Two new polls showed Hoffman with significant leads in the race, including by double digits in one of them. Yet in a contest full of anomalies, and after a weekend that included the GOP nominee’s withdrawal and cross-party endorsement, neither side is calling the race at this point.
Following GOP nominee Dede Scozzafava’s exit from the race Saturday, Republicans have dealt with shifting their turnout operation to Hoffman. The Republican National Committee (RNC) also launched a radio ad on Hoffman’s behalf Monday.
Democrats, meanwhile, touted Scozzafava’s endorsement and subsequent robo-call to voters. They hope that a rally Monday featuring Vice President Joe Biden will give their nominee, Bill Owens, a last-minute surge.
Biden said the liberal Republican’s exit from the race shows a difference in philosophy between the two parties. Democrats continued to emphasize the GOP civil war theme Monday, in the hours after Hoffman took his apparent lead.
“They may not have any room for moderate views in the Republican Party upstate, but let me assure you: We have room,” Biden said.
The scene for the last-minute push was set by two polls released late Sunday and early Monday. A survey from Democratic-leaning Public Policy Polling had Hoffman ahead of Owens 54-38, while a Siena poll had the Conservative Party candidate with a much smaller edge: 41-36.
The former poll was complicated by Scozzafava’s weekend maneuvers. PPP spokesman Tom Jensen noted that Hoffman’s margin was consistent throughout the polling period, but he also said the survey subject was “one of a kind.”

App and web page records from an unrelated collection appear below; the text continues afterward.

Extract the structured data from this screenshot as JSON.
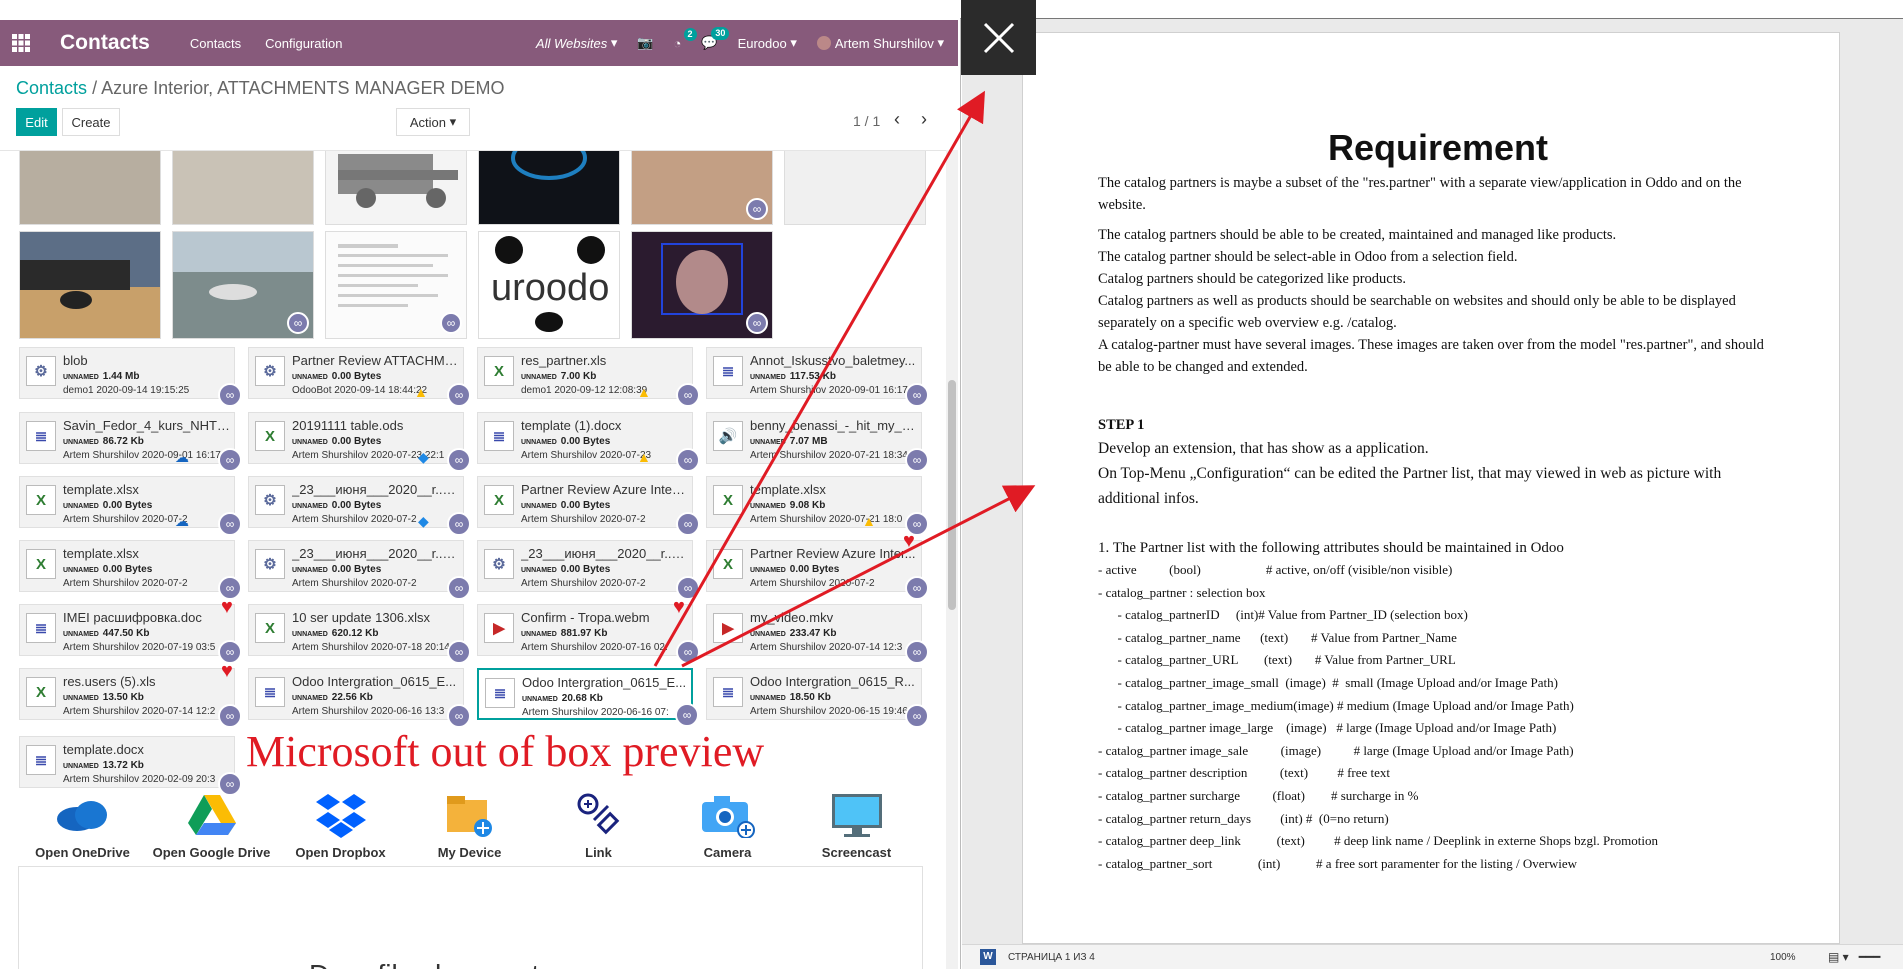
{
  "navbar": {
    "brand": "Contacts",
    "menu": [
      "Contacts",
      "Configuration"
    ],
    "website": "All Websites",
    "activity_count": "2",
    "message_count": "30",
    "company": "Eurodoo",
    "user": "Artem Shurshilov"
  },
  "breadcrumb": {
    "root": "Contacts",
    "current": "Azure Interior, ATTACHMENTS MANAGER DEMO"
  },
  "buttons": {
    "edit": "Edit",
    "create": "Create",
    "action": "Action"
  },
  "pager": {
    "value": "1 / 1"
  },
  "files": [
    {
      "name": "blob",
      "size": "1.44 Mb",
      "meta": "demo1 2020-09-14 19:15:25",
      "icon": "gear"
    },
    {
      "name": "Partner Review ATTACHME...",
      "size": "0.00 Bytes",
      "meta": "OdooBot 2020-09-14 18:44:22",
      "icon": "gear"
    },
    {
      "name": "res_partner.xls",
      "size": "7.00 Kb",
      "meta": "demo1 2020-09-12 12:08:39",
      "icon": "xls"
    },
    {
      "name": "Annot_Iskusstvo_baletmey...",
      "size": "117.53 Kb",
      "meta": "Artem Shurshilov 2020-09-01 16:17",
      "icon": "doc"
    },
    {
      "name": "Savin_Fedor_4_kurs_NHT_...",
      "size": "86.72 Kb",
      "meta": "Artem Shurshilov 2020-09-01 16:17",
      "icon": "doc"
    },
    {
      "name": "20191111 table.ods",
      "size": "0.00 Bytes",
      "meta": "Artem Shurshilov 2020-07-23 22:1",
      "icon": "xls"
    },
    {
      "name": "template (1).docx",
      "size": "0.00 Bytes",
      "meta": "Artem Shurshilov 2020-07-23",
      "icon": "doc"
    },
    {
      "name": "benny_benassi_-_hit_my_h...",
      "size": "7.07 MB",
      "meta": "Artem Shurshilov 2020-07-21 18:34:5",
      "icon": "audio"
    },
    {
      "name": "template.xlsx",
      "size": "0.00 Bytes",
      "meta": "Artem Shurshilov 2020-07-2",
      "icon": "xls"
    },
    {
      "name": "_23___июня___2020__r..png",
      "size": "0.00 Bytes",
      "meta": "Artem Shurshilov 2020-07-2",
      "icon": "gear"
    },
    {
      "name": "Partner Review Azure Interi...",
      "size": "0.00 Bytes",
      "meta": "Artem Shurshilov 2020-07-2",
      "icon": "xls"
    },
    {
      "name": "template.xlsx",
      "size": "9.08 Kb",
      "meta": "Artem Shurshilov 2020-07-21 18:0",
      "icon": "xls"
    },
    {
      "name": "template.xlsx",
      "size": "0.00 Bytes",
      "meta": "Artem Shurshilov 2020-07-2",
      "icon": "xls"
    },
    {
      "name": "_23___июня___2020__r..png",
      "size": "0.00 Bytes",
      "meta": "Artem Shurshilov 2020-07-2",
      "icon": "gear"
    },
    {
      "name": "_23___июня___2020__r..png",
      "size": "0.00 Bytes",
      "meta": "Artem Shurshilov 2020-07-2",
      "icon": "gear"
    },
    {
      "name": "Partner Review Azure Inter...",
      "size": "0.00 Bytes",
      "meta": "Artem Shurshilov 2020-07-2",
      "icon": "xls"
    },
    {
      "name": "IMEI расшифровка.doc",
      "size": "447.50 Kb",
      "meta": "Artem Shurshilov 2020-07-19 03:5",
      "icon": "doc"
    },
    {
      "name": "10 ser update 1306.xlsx",
      "size": "620.12 Kb",
      "meta": "Artem Shurshilov 2020-07-18 20:14:3",
      "icon": "xls"
    },
    {
      "name": "Confirm - Tropa.webm",
      "size": "881.97 Kb",
      "meta": "Artem Shurshilov 2020-07-16 02:",
      "icon": "video"
    },
    {
      "name": "my_video.mkv",
      "size": "233.47 Kb",
      "meta": "Artem Shurshilov 2020-07-14 12:3",
      "icon": "video"
    },
    {
      "name": "res.users (5).xls",
      "size": "13.50 Kb",
      "meta": "Artem Shurshilov 2020-07-14 12:2",
      "icon": "xls"
    },
    {
      "name": "Odoo Intergration_0615_E...",
      "size": "22.56 Kb",
      "meta": "Artem Shurshilov 2020-06-16 13:3",
      "icon": "doc"
    },
    {
      "name": "Odoo Intergration_0615_E...",
      "size": "20.68 Kb",
      "meta": "Artem Shurshilov 2020-06-16 07:",
      "icon": "doc"
    },
    {
      "name": "Odoo Intergration_0615_R...",
      "size": "18.50 Kb",
      "meta": "Artem Shurshilov 2020-06-15 19:46:0",
      "icon": "doc"
    },
    {
      "name": "template.docx",
      "size": "13.72 Kb",
      "meta": "Artem Shurshilov 2020-02-09 20:3",
      "icon": "doc"
    }
  ],
  "unnamed_label": "UNNAMED",
  "annotation": "Microsoft out of box preview",
  "actions": [
    {
      "label": "Open OneDrive",
      "icon": "onedrive-icon"
    },
    {
      "label": "Open Google Drive",
      "icon": "google-drive-icon"
    },
    {
      "label": "Open Dropbox",
      "icon": "dropbox-icon"
    },
    {
      "label": "My Device",
      "icon": "folder-upload-icon"
    },
    {
      "label": "Link",
      "icon": "link-icon"
    },
    {
      "label": "Camera",
      "icon": "camera-icon"
    },
    {
      "label": "Screencast",
      "icon": "monitor-icon"
    }
  ],
  "dropzone_text": "Drop files here or to",
  "document": {
    "title": "Requirement",
    "intro": "The catalog partners is maybe a subset of the \"res.partner\" with a separate view/application in Oddo and on the website.",
    "paras": [
      "The catalog partners should be able to be created, maintained and managed like products.",
      "The catalog partner should be select-able in Odoo from a selection field.",
      "Catalog partners should be categorized like products.",
      "Catalog partners as well as products should be searchable on websites and should only be able to be displayed separately on a specific web overview e.g. /catalog.",
      "A catalog-partner must have several images. These images are taken over from the model \"res.partner\", and should be able to be changed and extended."
    ],
    "step": "STEP 1",
    "step_lines": [
      "Develop an extension, that has show as a application.",
      "On Top-Menu „Configuration“ can be edited the Partner list, that may viewed in web as picture with additional infos."
    ],
    "list_title": "1. The Partner list with the following attributes should be maintained in Odoo",
    "attributes": [
      "- active          (bool)                    # active, on/off (visible/non visible)",
      "- catalog_partner : selection box",
      "      - catalog_partnerID     (int)# Value from Partner_ID (selection box)",
      "      - catalog_partner_name      (text)       # Value from Partner_Name",
      "      - catalog_partner_URL        (text)       # Value from Partner_URL",
      "      - catalog_partner_image_small  (image)  #  small (Image Upload and/or Image Path)",
      "      - catalog_partner_image_medium(image) # medium (Image Upload and/or Image Path)",
      "      - catalog_partner image_large    (image)   # large (Image Upload and/or Image Path)",
      "- catalog_partner image_sale          (image)          # large (Image Upload and/or Image Path)",
      "- catalog_partner description          (text)         # free text",
      "- catalog_partner surcharge          (float)        # surcharge in %",
      "- catalog_partner return_days         (int) #  (0=no return)",
      "- catalog_partner deep_link           (text)         # deep link name / Deeplink in externe Shops bzgl. Promotion",
      "- catalog_partner_sort              (int)           # a free sort paramenter for the listing / Overwiew"
    ]
  },
  "statusbar": {
    "page": "СТРАНИЦА 1 ИЗ 4",
    "zoom": "100%",
    "word_icon": "W"
  },
  "colors": {
    "navbar": "#875a7b",
    "accent": "#00a09d",
    "annotation": "#e01b24",
    "link_badge": "#7c7bad"
  }
}
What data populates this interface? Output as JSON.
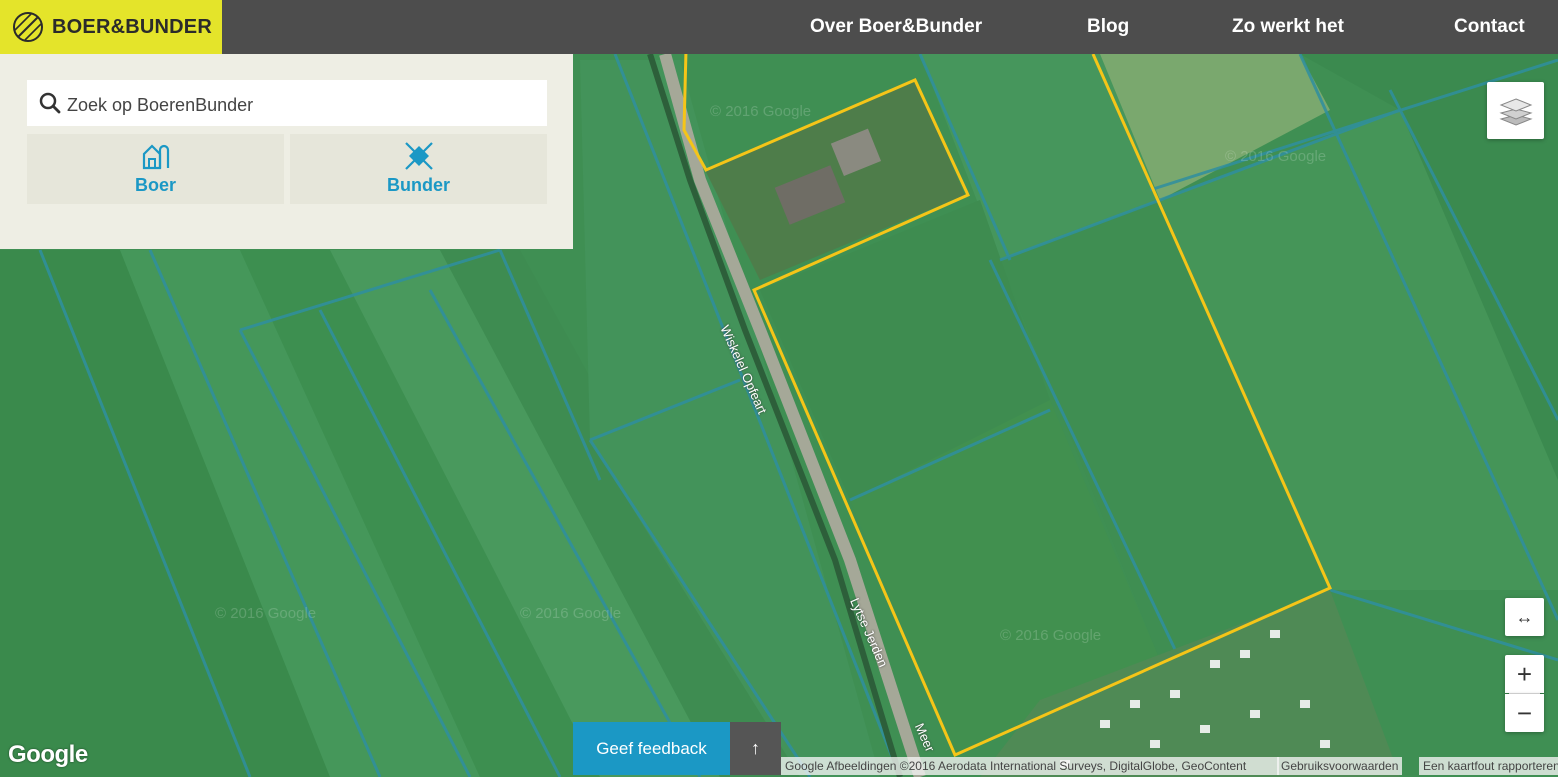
{
  "header": {
    "logo_text": "BOER&BUNDER",
    "nav": [
      "Over Boer&Bunder",
      "Blog",
      "Zo werkt het",
      "Contact"
    ]
  },
  "search": {
    "placeholder": "Zoek op BoerenBunder"
  },
  "buttons": {
    "boer": "Boer",
    "bunder": "Bunder"
  },
  "map": {
    "road_labels": [
      "Wiskelel Opfeart",
      "Lytse Jerden",
      "Meer"
    ],
    "watermark": "© 2016 Google",
    "google_logo": "Google",
    "attribution": "Google Afbeeldingen ©2016 Aerodata International Surveys, DigitalGlobe, GeoContent",
    "terms": "Gebruiksvoorwaarden",
    "report": "Een kaartfout rapporteren",
    "zoom_in": "+",
    "zoom_out": "−",
    "expand": "↔"
  },
  "feedback": {
    "label": "Geef feedback",
    "to_top": "↑"
  },
  "colors": {
    "logo_bg": "#e4e42a",
    "header_bg": "#4d4d4d",
    "accent": "#1b98c5",
    "parcel_outline": "#f5c518",
    "panel_bg": "#eeeee4"
  }
}
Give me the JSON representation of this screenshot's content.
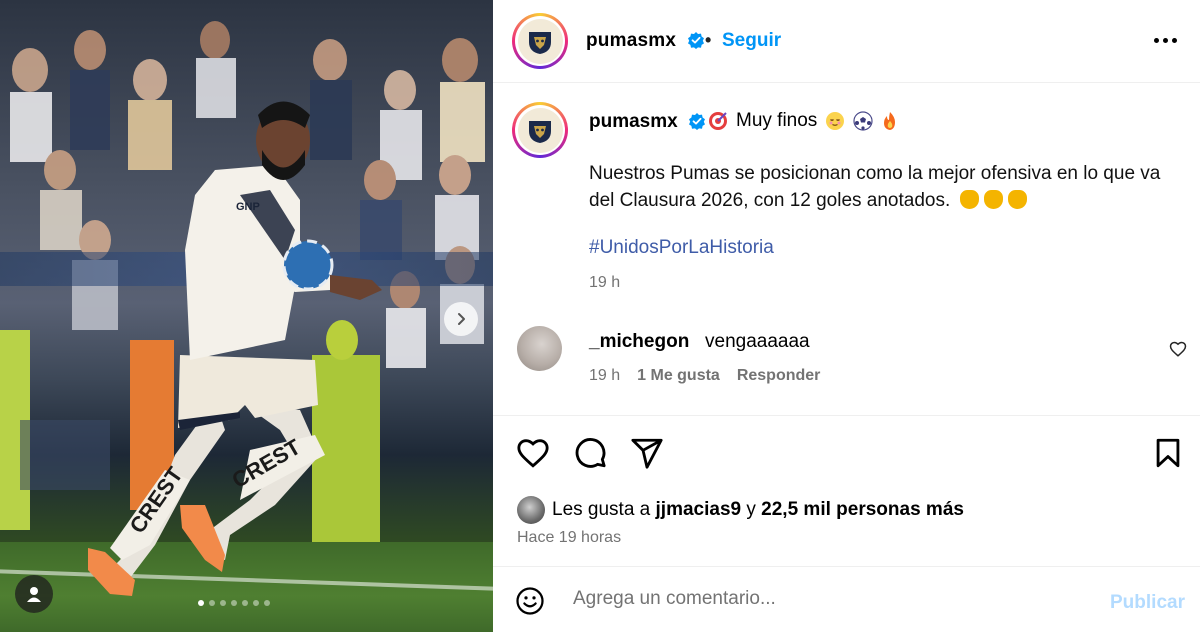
{
  "post": {
    "username": "pumasmx",
    "follow_label": "Seguir",
    "separator": "•",
    "caption": {
      "first_line": "Muy finos",
      "body": "Nuestros Pumas se posicionan como la mejor ofensiva en lo que va del Clausura 2026, con 12 goles anotados.",
      "hashtag": "#UnidosPorLaHistoria",
      "time": "19 h"
    },
    "comment": {
      "username": "_michegon",
      "text": "vengaaaaaa",
      "time": "19 h",
      "likes": "1 Me gusta",
      "reply": "Responder"
    },
    "likes": {
      "prefix": "Les gusta a",
      "user": "jjmacias9",
      "connector": "y",
      "others": "22,5 mil personas más"
    },
    "posted": "Hace 19 horas",
    "composer": {
      "placeholder": "Agrega un comentario...",
      "publish": "Publicar"
    },
    "carousel": {
      "slides": 7,
      "active": 1
    }
  },
  "colors": {
    "link_blue": "#0095f6",
    "hashtag": "#3f5ca8",
    "muted": "#737373",
    "publish_disabled": "#b3dbff"
  },
  "icons": [
    "verified-badge-icon",
    "more-options-icon",
    "heart-icon",
    "comment-icon",
    "share-icon",
    "bookmark-icon",
    "emoji-icon",
    "chevron-right-icon",
    "user-tag-icon"
  ]
}
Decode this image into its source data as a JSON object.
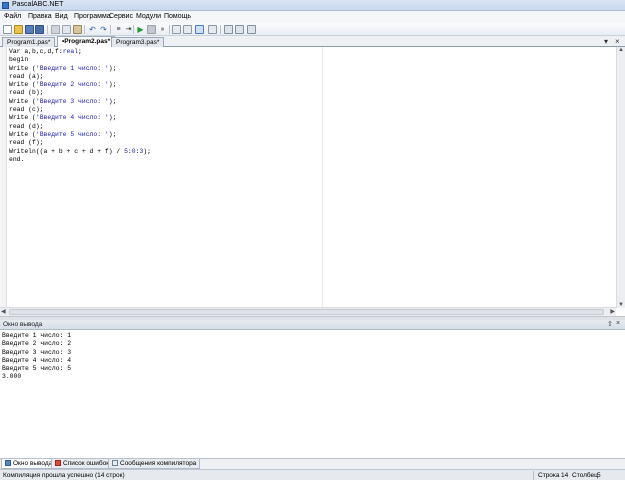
{
  "window": {
    "title": "PascalABC.NET"
  },
  "menu": [
    "Файл",
    "Правка",
    "Вид",
    "Программа",
    "Сервис",
    "Модули",
    "Помощь"
  ],
  "tabs": [
    {
      "label": "Program1.pas*",
      "active": false
    },
    {
      "label": "•Program2.pas*",
      "active": true
    },
    {
      "label": "Program3.pas*",
      "active": false
    }
  ],
  "tab_controls": {
    "dropdown": "▾",
    "close": "×"
  },
  "editor": {
    "lines": [
      [
        {
          "t": "Var a,b,c,d,f:",
          "c": "kw"
        },
        {
          "t": "real",
          "c": "type"
        },
        {
          "t": ";",
          "c": "kw"
        }
      ],
      [
        {
          "t": "begin",
          "c": "kw"
        }
      ],
      [
        {
          "t": "Write (",
          "c": "kw"
        },
        {
          "t": "'Введите 1 число: '",
          "c": "str"
        },
        {
          "t": ");",
          "c": "kw"
        }
      ],
      [
        {
          "t": "read (a);",
          "c": "kw"
        }
      ],
      [
        {
          "t": "Write (",
          "c": "kw"
        },
        {
          "t": "'Введите 2 число: '",
          "c": "str"
        },
        {
          "t": ");",
          "c": "kw"
        }
      ],
      [
        {
          "t": "read (b);",
          "c": "kw"
        }
      ],
      [
        {
          "t": "Write (",
          "c": "kw"
        },
        {
          "t": "'Введите 3 число: '",
          "c": "str"
        },
        {
          "t": ");",
          "c": "kw"
        }
      ],
      [
        {
          "t": "read (c);",
          "c": "kw"
        }
      ],
      [
        {
          "t": "Write (",
          "c": "kw"
        },
        {
          "t": "'Введите 4 число: '",
          "c": "str"
        },
        {
          "t": ");",
          "c": "kw"
        }
      ],
      [
        {
          "t": "read (d);",
          "c": "kw"
        }
      ],
      [
        {
          "t": "Write (",
          "c": "kw"
        },
        {
          "t": "'Введите 5 число: '",
          "c": "str"
        },
        {
          "t": ");",
          "c": "kw"
        }
      ],
      [
        {
          "t": "read (f);",
          "c": "kw"
        }
      ],
      [
        {
          "t": "Writeln((a + b + c + d + f) / ",
          "c": "kw"
        },
        {
          "t": "5",
          "c": "num"
        },
        {
          "t": ":",
          "c": "kw"
        },
        {
          "t": "0",
          "c": "num"
        },
        {
          "t": ":",
          "c": "kw"
        },
        {
          "t": "3",
          "c": "num"
        },
        {
          "t": ");",
          "c": "kw"
        }
      ],
      [
        {
          "t": "end.",
          "c": "kw"
        }
      ]
    ]
  },
  "output_panel": {
    "title": "Окно вывода",
    "pin_glyph": "⇧",
    "close_glyph": "×",
    "lines": [
      "Введите 1 число: 1",
      "Введите 2 число: 2",
      "Введите 3 число: 3",
      "Введите 4 число: 4",
      "Введите 5 число: 5",
      "3.000"
    ]
  },
  "bottom_tabs": [
    {
      "label": "Окно вывода",
      "active": true,
      "icon": "output-window-icon"
    },
    {
      "label": "Список ошибок",
      "active": false,
      "icon": "error-list-icon"
    },
    {
      "label": "Сообщения компилятора",
      "active": false,
      "icon": "compiler-messages-icon"
    }
  ],
  "status": {
    "message": "Компиляция прошла успешно (14 строк)",
    "row_label": "Строка",
    "row_value": "14",
    "col_label": "Столбец",
    "col_value": "5"
  },
  "colors": {
    "string": "#1a1ab0",
    "accent": "#4a7fc4"
  }
}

“I have never changed a poll while it was in the field, much less twice,” Jensen said. “We’re just going to have to see what happens tomorrow.”
The polls showed vastly different races. While PPP had independent voters going for Hoffman by a 22-point margin, Siena had them going for Owens by six. Siena has shown President Barack Obama to be much more popular in the district, suggesting a more Democratic sample.
Siena’s poll also showed many more undecided voters — nearly one-fifth in total.
“Conventional wisdom would tell you that the Republicans who were with Scozzafava would now move to Hoffman, but this race has been anything but conventional until now, and there’s no reason to believe that will change,” Siena pollster Steven Greenberg said.
Scozzafava’s abrupt exit from the race with three days left was seen as a boon to Hoffman, and the polling has borne that out. Owens has, at least momentarily, ceded his slight lead over Hoffman.
House Republicans, now embarrassed by their support for Scozzafava, have shifted to Hoffman en masse. House Minority Leader John Boehner (R-Ohio) said Monday that “this lady clearly has as agenda that’s different than most Republicans’.”
But Greenberg noted that the unions backing Scozzafava have moved their efforts to Owens. And all around, the edge in turnout operations is expected to be on the Democrat’s side.
Still, the edge in momentum is Hoffman’s. The third-party candidate could even obtain a majority vote in the three-candidate field (Scozzafava remains on the ballot), which would send a strong signal for conservative principles in the current political environment.
But Hoffman’s success also belies a troubling intra-party trend, and candidates around the country are bracing for some Hoffman-esque GOP soul-searching in their primaries.
As it turns out, Hoffman could be among them.
Doheny has continued to make the rounds in the district and is keeping his options open. If Hoffman wins, the Conservative would caucus with the GOP and would run in the Republican primary, according to a campaign source.
If he does, though, he could face stiff competition from Doheny or other would-be nominees.
“There’s still some Republican backlash against Hoffman for being a spoiler,” said Brendan Quinn, who is advising Doheny. “What I’ve told [Doheny] is, ‘Don’t say much. Let’s see how everything plays out.’ ”
GOP leaders believe Doheny has a future in politics, whether it be running in the 23rd district or elsewhere.
George Williams, the chairman of the Oswego County GOP and an early Doheny supporter, said he is set to have lunch with Doheny after Tuesday’s special election.
“He said he’s still interested” in politics, Williams said, noting that Doheny had plenty of early support when the county chairmen picked Scozzafava.
Molly K. Hooper contributed to this article.